Conclusion

Thus, the market forces of demand and supply do not take into account social costs which may exceed private costs. The price mechanism will only work smoothly on certain assumptions: when there is perfect competition with factor mobility and flexible prices. It is only with the perfect competition that we are able to have factor mobility and flexible prices. The monopoly power creates market imperfections by preventing enough resources from moving in response to the market signals of high profits. It also controls prices and prevents the market from having flexible prices. Sometimes, producers may not know the cheapest method of production and inefficiency prevails. The first condition of economic efficiency is that whatever output the firm selects must be produced at the lowest possible cost of producing that level of output. Otherwise more resources will be used for this output than are necessary. Prices of the goods must be equal to the marginal cost of producing it. In this way, consumer's welfare is maximised. Firms do not necessarily produce in response to consumers' demand but through advertising may induce demand. Advertising has two major aspects: it seeks to inform consumers of the available products and it seeks to influence consumers by altering their demand. The first aspect, informative advertising, plays an important part in the efficient operation of any free market system; the second aspect is one through which firms seek to control the market rather than to be controlled by it. ...read more.

The above preview is unformatted text

This student written piece of work is one of many that can be found in our AS and A Level Macroeconomics section.

Found what you're looking for?

  • Start learning 29% faster today
  • 150,000+ documents available
  • Just £6.99 a month

Not the one? Search for your essay title...
  • Join over 1.2 million students every month
  • Accelerate your learning by 29%
  • Unlimited access from just £6.99 per month

See related essaysSee related essays

Related AS and A Level Macroeconomics essays

  1. Budget 2004-05 and Economic Analysis of Pakistan

    Against an annual average rate of 1.4 percent in 1990s, per capita income grew at an average rate of 13.9 percent per annum during the last two years (2002-04) and 12 percent during 2003-04. The per capita income in dollar terms increased from $526 in 1999-2000 to $652.

  2. Economics - House Prices.

    to pay more money and to compensate for this the equilibrium price will fall and therefore meaning people, even though interest rates have risen, price of houses has gone down meaning people will pay the same as they would have before.

  1. Governments set economic objectives - Discuss the relative importance of each of these objectives ...

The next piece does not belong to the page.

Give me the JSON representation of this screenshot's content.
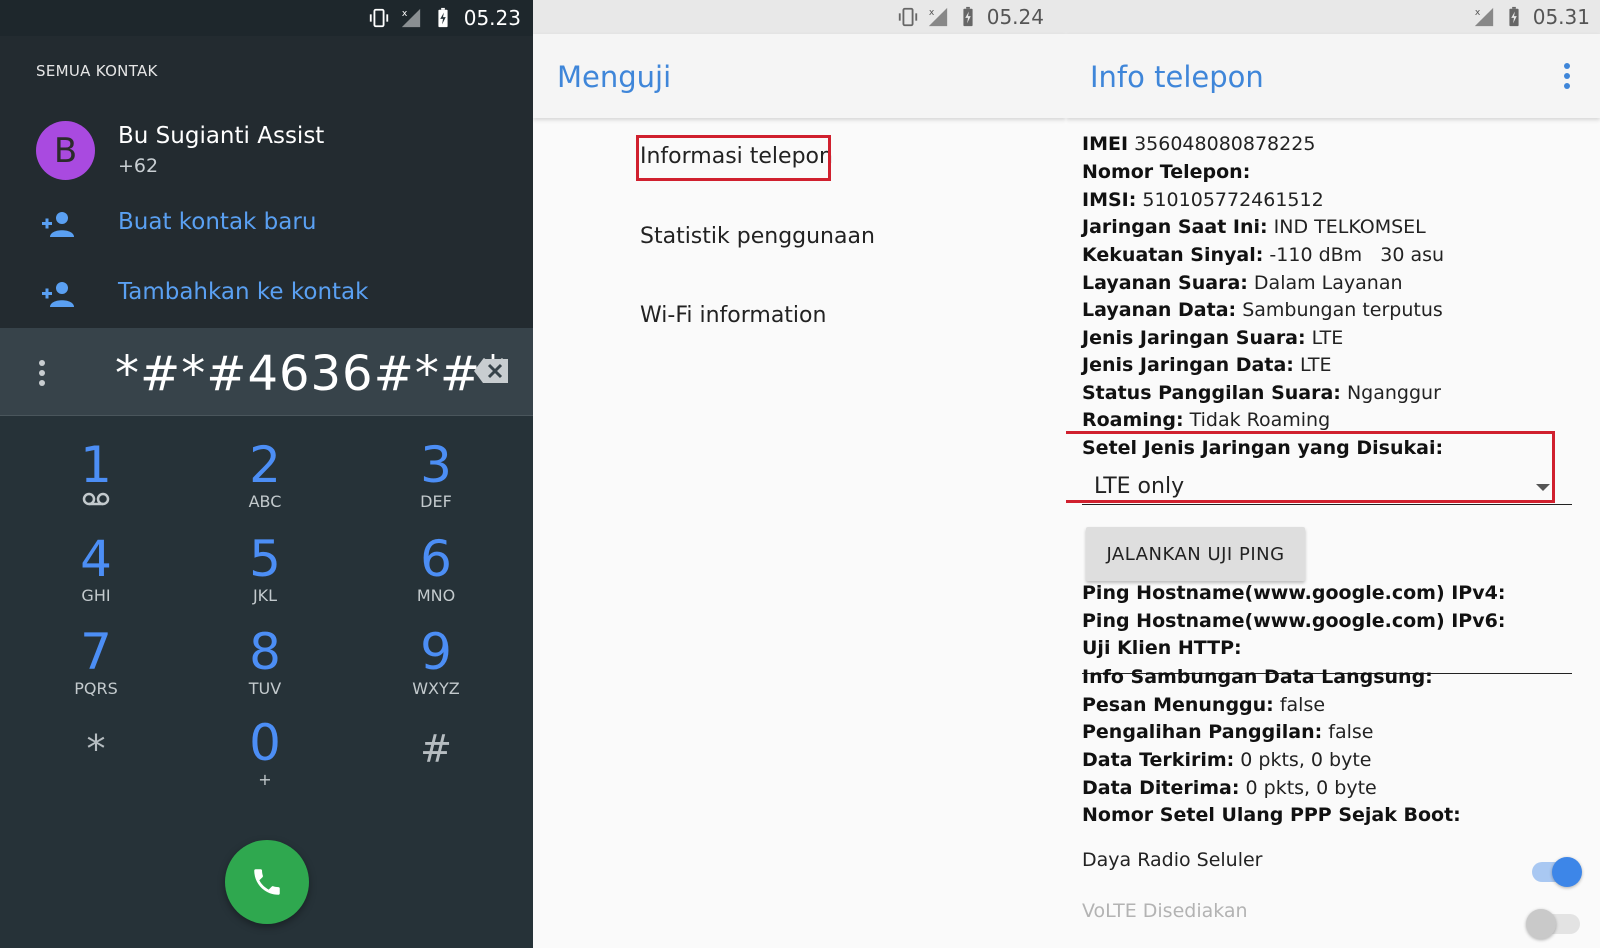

    If economic agents are suffering from money illusion, the point would fall back to point B [the natural rate of unemployment], causing the economy to be in the same state as previously. However, if the economy does not suffer from money illusion, workers push for higher wages, leading to higher prices.

  2. Compare and contrast the various methods of dealing with the problem of monopoly.

    Fortunately, there are several remedies for monopoly. The first that I am going to discuss is: regulation. An excellent remedy for pure monopolies (where a single firm dominates 100% of a market) is regulation. Regulation involves the government appointing an independent body to monitor the activities of the firms.

  • Over 160,000 pieces
    of student written work
  • Annotated by
    experienced teachers
  • Ideas and feedback to
    improve your own work